It is therefore perhaps not surprising that the wider economists’ community has decreed that a UK rate rise now would amount to a policy mistake of premature tightening. It would therefore not even support the argument of achieving lower import prices through a strengthening of £-Sterling, given currencies tend to fall when central bank errors are suspected to lead to weaker economic results. We have dedicated a separate article to the topic for more insight, but feel reminded by Bailey’s rate rise scare strategy of his previous station’s (the FCA) repeated use of the ‘putting the frighteners on’ approach to push it’s subjects in the direction they wanted them to go. We look forward to finding out whether the broader UK public will prove as subservient to the central bank’s whims under his leadership as the financial services sector had to by necessity to its regulator.

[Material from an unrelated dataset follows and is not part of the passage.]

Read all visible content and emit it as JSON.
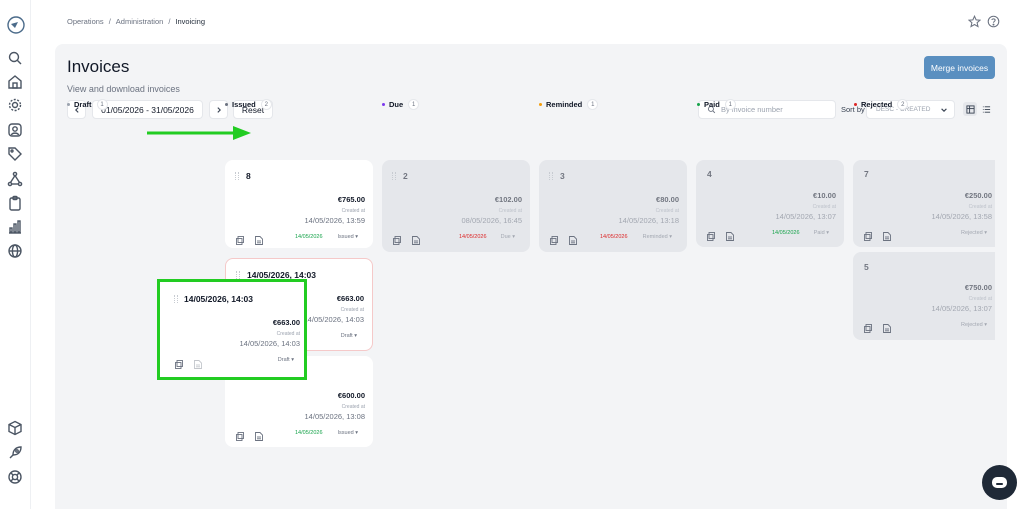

In other important news the Chinese government continued its de-escalation (or is it de-frightening?) course it entered last week when it removed the energy price cap for heavy industrial users. This week it enabled Evergrande to settle its overdue bond coupon payments before the 30 day grace period expired, thereby buying the company time until November to find buyers for valuable assets and continue on the course of what increasingly looks like an orderly wind down of the erstwhile second largest Chinese property developer (For more on the economic outlook of the world’s second largest economy in this week’s second article).
While the Chinese development clearly cheered markets up, the fast rise in COVID infections through the Delta variant in the UK and eastern European countries is doing the opposite. Talk of renewed restrictions from mask wearing to movements and public gatherings does feel as undesirable as the Halloween comparison cartoon at the top suggests. Yet there are valuable insights to be gained from this latest wave and how countries like the UK and Israel with high, early mass vaccination campaigns have fared. To this end a few more charts than usual in this week’s summary article:
The UK’s status of a highly vaccinate population appears to have broken the previous close link between infection numbers, subsequent hospitalisation and eventual fatalities
Israel, which was a good two months ahead of the UK with its mass vaccination campaign, shows how to bring a resurgence of infections as the UK is currently experiencing under control with a booster shot campaign.
Back in July/August Israel was – just like the UK now – the global leader in new infections (see left panel above). However, thanks to a decisive booster shot campaign (right hand panel), infection rates have now come right back down to being one of the lowest again (chart below).
On the basis of these evidential insights, we remain confident that COVID related headwinds to the economy will continue to subside, even if further public health efforts will be required to achieve this.